Records excerpted from a collection:
*** Block opens ***
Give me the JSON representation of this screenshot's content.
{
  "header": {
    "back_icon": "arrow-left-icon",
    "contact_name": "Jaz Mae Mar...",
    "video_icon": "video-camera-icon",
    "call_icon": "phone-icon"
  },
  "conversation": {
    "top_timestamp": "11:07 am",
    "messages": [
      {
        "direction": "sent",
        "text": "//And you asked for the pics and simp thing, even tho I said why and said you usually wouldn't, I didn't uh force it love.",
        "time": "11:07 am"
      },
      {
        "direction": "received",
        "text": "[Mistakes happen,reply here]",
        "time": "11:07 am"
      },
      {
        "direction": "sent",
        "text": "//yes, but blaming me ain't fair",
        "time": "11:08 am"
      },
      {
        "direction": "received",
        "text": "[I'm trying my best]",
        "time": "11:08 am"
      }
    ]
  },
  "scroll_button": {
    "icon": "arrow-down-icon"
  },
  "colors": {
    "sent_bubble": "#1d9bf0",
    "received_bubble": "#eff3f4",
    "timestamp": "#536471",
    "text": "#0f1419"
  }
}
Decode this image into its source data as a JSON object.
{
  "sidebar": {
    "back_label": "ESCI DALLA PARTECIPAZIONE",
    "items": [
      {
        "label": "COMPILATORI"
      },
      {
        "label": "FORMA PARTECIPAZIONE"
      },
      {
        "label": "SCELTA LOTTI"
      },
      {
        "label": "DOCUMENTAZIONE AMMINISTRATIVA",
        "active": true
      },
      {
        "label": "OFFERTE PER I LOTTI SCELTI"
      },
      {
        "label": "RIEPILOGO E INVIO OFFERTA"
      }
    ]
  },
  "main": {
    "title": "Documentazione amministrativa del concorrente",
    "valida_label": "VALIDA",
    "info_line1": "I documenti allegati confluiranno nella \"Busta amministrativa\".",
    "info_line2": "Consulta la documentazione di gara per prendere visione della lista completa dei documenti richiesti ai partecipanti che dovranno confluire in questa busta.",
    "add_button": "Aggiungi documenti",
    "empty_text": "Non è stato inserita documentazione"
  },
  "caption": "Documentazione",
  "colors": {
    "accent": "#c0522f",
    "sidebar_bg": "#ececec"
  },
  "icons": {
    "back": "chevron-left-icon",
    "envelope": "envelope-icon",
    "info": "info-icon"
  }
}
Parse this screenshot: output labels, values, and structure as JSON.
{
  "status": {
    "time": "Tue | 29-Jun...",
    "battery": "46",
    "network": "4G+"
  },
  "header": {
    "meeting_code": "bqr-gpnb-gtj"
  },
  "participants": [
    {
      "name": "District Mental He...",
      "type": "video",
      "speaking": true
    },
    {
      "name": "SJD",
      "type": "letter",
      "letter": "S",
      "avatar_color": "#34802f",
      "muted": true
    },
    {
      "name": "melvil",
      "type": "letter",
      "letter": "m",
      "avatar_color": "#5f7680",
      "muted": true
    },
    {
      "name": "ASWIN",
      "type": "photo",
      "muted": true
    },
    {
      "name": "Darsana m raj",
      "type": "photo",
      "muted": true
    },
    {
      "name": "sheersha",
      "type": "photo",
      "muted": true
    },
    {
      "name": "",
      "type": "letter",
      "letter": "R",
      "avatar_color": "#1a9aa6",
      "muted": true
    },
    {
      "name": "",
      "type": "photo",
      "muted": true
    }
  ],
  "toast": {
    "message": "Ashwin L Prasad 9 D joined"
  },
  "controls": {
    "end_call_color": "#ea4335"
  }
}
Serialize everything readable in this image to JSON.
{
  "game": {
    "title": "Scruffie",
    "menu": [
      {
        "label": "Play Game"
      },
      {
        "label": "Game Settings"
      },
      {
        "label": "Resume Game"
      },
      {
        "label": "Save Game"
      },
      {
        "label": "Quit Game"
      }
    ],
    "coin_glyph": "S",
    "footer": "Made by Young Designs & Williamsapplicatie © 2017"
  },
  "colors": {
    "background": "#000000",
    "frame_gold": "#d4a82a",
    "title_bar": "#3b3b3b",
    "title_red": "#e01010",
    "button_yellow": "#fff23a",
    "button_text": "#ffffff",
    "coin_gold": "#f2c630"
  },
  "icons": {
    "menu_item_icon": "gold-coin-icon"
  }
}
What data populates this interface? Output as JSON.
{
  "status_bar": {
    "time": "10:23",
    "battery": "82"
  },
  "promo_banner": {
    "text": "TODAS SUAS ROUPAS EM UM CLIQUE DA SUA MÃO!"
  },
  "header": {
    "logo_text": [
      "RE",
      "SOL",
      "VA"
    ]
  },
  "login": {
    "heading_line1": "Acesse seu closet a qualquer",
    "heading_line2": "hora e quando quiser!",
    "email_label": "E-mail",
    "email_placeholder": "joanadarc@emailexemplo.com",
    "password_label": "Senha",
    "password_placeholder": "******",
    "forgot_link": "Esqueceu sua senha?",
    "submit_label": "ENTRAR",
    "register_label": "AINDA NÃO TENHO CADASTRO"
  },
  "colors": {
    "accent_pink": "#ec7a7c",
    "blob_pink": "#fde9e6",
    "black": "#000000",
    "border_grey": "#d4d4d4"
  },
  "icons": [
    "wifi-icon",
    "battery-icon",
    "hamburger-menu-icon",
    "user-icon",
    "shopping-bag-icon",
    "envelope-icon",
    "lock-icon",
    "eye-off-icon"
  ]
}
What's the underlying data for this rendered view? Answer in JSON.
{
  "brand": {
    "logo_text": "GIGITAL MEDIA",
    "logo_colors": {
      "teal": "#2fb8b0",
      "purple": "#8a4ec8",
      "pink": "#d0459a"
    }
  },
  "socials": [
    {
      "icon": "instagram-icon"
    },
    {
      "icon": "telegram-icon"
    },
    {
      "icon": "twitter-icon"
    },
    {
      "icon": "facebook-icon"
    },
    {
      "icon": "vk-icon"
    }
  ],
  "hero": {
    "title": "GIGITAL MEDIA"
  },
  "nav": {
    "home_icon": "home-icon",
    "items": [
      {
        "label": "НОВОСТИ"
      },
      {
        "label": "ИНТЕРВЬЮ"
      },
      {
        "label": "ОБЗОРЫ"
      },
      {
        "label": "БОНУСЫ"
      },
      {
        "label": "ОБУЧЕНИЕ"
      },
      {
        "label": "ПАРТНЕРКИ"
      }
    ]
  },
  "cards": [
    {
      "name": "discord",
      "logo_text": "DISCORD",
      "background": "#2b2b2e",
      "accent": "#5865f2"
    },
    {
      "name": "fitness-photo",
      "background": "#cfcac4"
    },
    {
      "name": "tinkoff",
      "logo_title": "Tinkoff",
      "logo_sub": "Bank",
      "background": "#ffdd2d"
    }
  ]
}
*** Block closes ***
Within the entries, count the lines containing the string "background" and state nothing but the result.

4